Segment Open

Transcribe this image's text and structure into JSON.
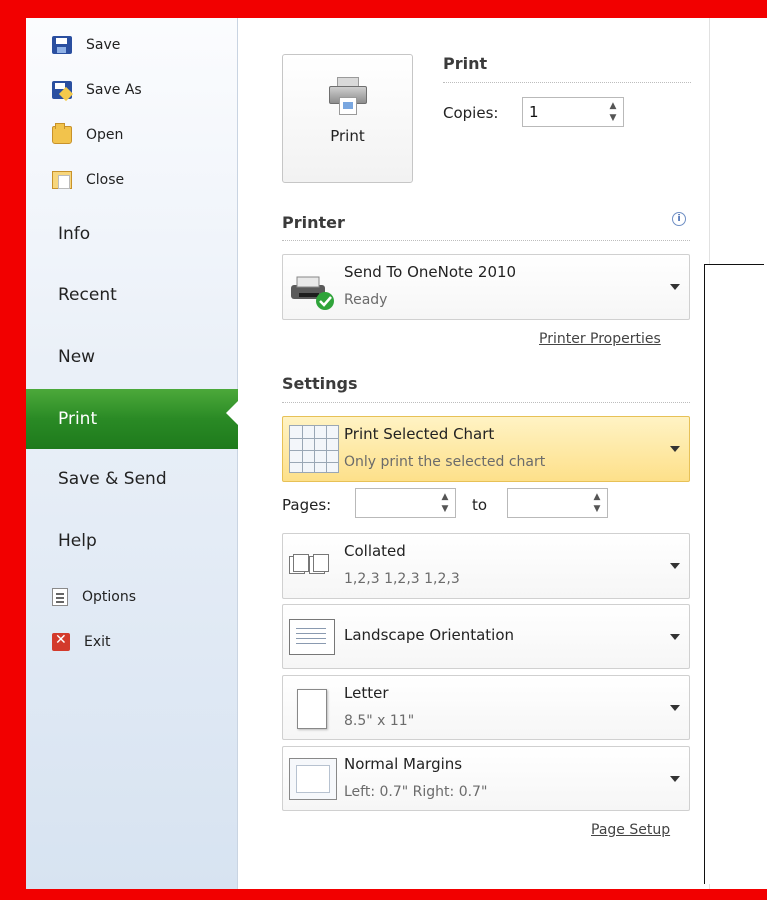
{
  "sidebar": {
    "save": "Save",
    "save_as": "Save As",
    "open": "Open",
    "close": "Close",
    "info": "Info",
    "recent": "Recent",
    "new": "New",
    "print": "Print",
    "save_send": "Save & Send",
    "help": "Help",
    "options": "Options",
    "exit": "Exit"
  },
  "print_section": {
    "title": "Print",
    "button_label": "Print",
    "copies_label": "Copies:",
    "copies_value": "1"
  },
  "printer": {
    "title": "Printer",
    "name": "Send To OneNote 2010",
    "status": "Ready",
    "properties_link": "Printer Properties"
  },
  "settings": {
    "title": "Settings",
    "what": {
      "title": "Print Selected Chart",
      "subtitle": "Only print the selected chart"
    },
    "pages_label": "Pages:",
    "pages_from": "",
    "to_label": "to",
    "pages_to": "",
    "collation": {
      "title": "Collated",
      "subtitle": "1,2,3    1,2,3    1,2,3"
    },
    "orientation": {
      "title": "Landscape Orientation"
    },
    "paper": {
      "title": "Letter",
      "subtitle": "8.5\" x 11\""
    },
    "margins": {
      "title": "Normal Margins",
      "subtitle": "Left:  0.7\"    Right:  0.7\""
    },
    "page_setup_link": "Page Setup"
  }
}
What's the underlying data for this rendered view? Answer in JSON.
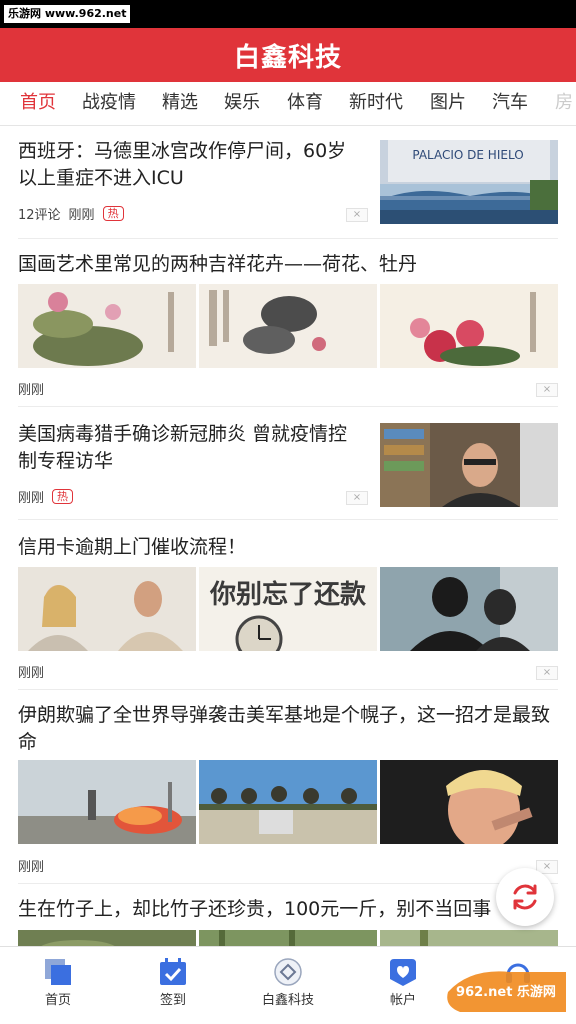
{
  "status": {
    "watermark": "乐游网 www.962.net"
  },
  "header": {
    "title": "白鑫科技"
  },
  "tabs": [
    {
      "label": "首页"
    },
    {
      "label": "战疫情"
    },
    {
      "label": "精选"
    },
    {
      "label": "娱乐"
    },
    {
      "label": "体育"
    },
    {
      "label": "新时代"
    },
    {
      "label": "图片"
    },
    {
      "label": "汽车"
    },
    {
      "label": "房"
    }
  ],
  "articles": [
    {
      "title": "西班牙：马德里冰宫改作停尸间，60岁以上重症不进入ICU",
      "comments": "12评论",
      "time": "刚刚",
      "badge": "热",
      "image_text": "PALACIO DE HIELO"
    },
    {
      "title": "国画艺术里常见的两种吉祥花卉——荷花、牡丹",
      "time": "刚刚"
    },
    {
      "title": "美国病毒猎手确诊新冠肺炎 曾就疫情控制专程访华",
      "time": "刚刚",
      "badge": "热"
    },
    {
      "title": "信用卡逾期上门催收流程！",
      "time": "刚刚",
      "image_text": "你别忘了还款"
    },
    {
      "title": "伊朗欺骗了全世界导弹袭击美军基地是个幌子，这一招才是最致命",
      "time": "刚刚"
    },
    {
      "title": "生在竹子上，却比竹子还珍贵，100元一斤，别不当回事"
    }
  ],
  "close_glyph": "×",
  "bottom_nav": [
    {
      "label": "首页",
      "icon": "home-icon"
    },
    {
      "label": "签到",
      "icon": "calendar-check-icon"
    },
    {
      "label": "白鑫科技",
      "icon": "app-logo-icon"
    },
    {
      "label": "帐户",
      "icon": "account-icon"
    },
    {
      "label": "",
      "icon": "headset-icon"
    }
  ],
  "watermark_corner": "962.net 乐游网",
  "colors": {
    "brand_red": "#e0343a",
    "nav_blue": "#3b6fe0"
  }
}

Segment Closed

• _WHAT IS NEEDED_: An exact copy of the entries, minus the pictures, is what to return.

• _TASK RESULT_:
Transcribe this image's text and structure into JSON.
{
  "sidebar": {
    "save": "Save",
    "save_as": "Save As",
    "open": "Open",
    "close": "Close",
    "info": "Info",
    "recent": "Recent",
    "new": "New",
    "print": "Print",
    "save_send": "Save & Send",
    "help": "Help",
    "options": "Options",
    "exit": "Exit"
  },
  "print_section": {
    "title": "Print",
    "button_label": "Print",
    "copies_label": "Copies:",
    "copies_value": "1"
  },
  "printer": {
    "title": "Printer",
    "name": "Send To OneNote 2010",
    "status": "Ready",
    "properties_link": "Printer Properties"
  },
  "settings": {
    "title": "Settings",
    "what": {
      "title": "Print Selected Chart",
      "subtitle": "Only print the selected chart"
    },
    "pages_label": "Pages:",
    "pages_from": "",
    "to_label": "to",
    "pages_to": "",
    "collation": {
      "title": "Collated",
      "subtitle": "1,2,3    1,2,3    1,2,3"
    },
    "orientation": {
      "title": "Landscape Orientation"
    },
    "paper": {
      "title": "Letter",
      "subtitle": "8.5\" x 11\""
    },
    "margins": {
      "title": "Normal Margins",
      "subtitle": "Left:  0.7\"    Right:  0.7\""
    },
    "page_setup_link": "Page Setup"
  }
}
What's the underlying data for this rendered view? Answer in JSON.
{
  "status": {
    "watermark": "乐游网 www.962.net"
  },
  "header": {
    "title": "白鑫科技"
  },
  "tabs": [
    {
      "label": "首页"
    },
    {
      "label": "战疫情"
    },
    {
      "label": "精选"
    },
    {
      "label": "娱乐"
    },
    {
      "label": "体育"
    },
    {
      "label": "新时代"
    },
    {
      "label": "图片"
    },
    {
      "label": "汽车"
    },
    {
      "label": "房"
    }
  ],
  "articles": [
    {
      "title": "西班牙：马德里冰宫改作停尸间，60岁以上重症不进入ICU",
      "comments": "12评论",
      "time": "刚刚",
      "badge": "热",
      "image_text": "PALACIO DE HIELO"
    },
    {
      "title": "国画艺术里常见的两种吉祥花卉——荷花、牡丹",
      "time": "刚刚"
    },
    {
      "title": "美国病毒猎手确诊新冠肺炎 曾就疫情控制专程访华",
      "time": "刚刚",
      "badge": "热"
    },
    {
      "title": "信用卡逾期上门催收流程！",
      "time": "刚刚",
      "image_text": "你别忘了还款"
    },
    {
      "title": "伊朗欺骗了全世界导弹袭击美军基地是个幌子，这一招才是最致命",
      "time": "刚刚"
    },
    {
      "title": "生在竹子上，却比竹子还珍贵，100元一斤，别不当回事"
    }
  ],
  "close_glyph": "×",
  "bottom_nav": [
    {
      "label": "首页",
      "icon": "home-icon"
    },
    {
      "label": "签到",
      "icon": "calendar-check-icon"
    },
    {
      "label": "白鑫科技",
      "icon": "app-logo-icon"
    },
    {
      "label": "帐户",
      "icon": "account-icon"
    },
    {
      "label": "",
      "icon": "headset-icon"
    }
  ],
  "watermark_corner": "962.net 乐游网",
  "colors": {
    "brand_red": "#e0343a",
    "nav_blue": "#3b6fe0"
  }
}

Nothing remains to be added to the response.